Check each line of the listing for the string "name", then state how many lines have it. Only the number is wanted.

━━━━━━

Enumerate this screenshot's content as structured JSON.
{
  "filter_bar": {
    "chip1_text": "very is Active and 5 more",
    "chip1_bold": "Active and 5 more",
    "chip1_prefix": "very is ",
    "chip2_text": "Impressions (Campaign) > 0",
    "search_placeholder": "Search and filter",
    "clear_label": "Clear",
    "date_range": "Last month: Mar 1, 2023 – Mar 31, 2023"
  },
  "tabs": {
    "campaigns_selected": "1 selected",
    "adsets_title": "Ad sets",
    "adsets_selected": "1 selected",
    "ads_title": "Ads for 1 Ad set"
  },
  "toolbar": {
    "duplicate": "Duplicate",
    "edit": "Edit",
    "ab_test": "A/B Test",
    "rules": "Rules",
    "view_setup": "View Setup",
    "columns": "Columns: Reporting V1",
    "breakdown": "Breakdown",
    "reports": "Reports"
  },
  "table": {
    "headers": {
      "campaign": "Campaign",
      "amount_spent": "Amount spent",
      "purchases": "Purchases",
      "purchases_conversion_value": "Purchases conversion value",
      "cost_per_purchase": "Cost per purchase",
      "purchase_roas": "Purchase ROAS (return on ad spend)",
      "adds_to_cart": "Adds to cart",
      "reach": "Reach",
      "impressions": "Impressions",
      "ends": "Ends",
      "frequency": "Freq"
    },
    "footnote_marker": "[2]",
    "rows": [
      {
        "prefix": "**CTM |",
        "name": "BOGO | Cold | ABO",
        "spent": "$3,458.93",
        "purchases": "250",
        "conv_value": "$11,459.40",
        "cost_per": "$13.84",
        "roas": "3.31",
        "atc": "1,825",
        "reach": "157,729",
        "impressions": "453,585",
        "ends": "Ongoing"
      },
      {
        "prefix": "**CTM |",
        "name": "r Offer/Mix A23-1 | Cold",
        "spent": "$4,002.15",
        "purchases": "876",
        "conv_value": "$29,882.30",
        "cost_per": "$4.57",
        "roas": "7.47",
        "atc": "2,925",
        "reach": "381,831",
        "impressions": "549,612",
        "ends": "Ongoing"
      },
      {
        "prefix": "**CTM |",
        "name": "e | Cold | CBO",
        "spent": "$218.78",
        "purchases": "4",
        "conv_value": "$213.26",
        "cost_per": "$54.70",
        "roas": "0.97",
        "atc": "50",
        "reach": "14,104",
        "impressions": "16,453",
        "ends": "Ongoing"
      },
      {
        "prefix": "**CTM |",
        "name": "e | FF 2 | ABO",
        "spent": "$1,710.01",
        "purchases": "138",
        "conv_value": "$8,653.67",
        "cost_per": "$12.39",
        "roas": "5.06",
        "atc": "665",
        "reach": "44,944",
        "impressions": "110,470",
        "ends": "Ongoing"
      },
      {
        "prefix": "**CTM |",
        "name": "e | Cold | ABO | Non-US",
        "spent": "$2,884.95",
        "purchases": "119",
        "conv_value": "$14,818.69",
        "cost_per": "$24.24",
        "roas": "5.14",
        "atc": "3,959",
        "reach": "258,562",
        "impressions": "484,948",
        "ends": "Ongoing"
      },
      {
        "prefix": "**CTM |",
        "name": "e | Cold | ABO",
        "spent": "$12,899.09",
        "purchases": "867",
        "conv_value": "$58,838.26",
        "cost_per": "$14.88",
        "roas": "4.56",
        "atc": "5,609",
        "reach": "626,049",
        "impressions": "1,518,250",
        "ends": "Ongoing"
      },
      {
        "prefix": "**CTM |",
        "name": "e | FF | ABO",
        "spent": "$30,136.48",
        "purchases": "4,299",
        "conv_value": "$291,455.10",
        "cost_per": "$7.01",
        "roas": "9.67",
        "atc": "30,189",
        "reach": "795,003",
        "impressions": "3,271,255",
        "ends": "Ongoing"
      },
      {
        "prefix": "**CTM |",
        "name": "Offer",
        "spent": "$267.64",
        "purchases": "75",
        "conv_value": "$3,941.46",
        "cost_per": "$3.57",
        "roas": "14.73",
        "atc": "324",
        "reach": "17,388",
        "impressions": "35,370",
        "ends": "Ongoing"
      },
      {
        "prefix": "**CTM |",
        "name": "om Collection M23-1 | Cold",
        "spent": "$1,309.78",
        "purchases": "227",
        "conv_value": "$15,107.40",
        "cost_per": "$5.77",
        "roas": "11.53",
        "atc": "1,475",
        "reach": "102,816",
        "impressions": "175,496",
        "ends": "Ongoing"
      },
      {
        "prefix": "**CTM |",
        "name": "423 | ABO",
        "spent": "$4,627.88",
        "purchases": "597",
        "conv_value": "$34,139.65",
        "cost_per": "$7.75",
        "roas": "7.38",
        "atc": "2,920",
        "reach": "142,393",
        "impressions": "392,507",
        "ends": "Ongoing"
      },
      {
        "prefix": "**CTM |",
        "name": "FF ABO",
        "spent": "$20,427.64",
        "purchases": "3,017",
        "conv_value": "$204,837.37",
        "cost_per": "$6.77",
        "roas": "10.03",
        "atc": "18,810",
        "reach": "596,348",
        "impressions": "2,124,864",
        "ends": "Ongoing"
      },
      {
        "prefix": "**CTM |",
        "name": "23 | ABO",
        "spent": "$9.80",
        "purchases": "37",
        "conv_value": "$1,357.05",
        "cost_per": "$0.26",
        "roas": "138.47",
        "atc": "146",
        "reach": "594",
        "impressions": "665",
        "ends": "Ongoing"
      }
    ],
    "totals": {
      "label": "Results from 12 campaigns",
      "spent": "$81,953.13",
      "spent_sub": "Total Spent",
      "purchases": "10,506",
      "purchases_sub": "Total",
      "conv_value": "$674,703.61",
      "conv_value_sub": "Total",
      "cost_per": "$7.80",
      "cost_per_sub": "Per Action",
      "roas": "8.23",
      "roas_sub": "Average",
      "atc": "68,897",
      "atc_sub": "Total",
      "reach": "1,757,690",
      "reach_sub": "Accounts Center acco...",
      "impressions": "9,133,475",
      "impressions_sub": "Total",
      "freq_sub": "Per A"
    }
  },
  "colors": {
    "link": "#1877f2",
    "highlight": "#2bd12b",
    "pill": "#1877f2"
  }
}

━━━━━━

▸ Written answer:
12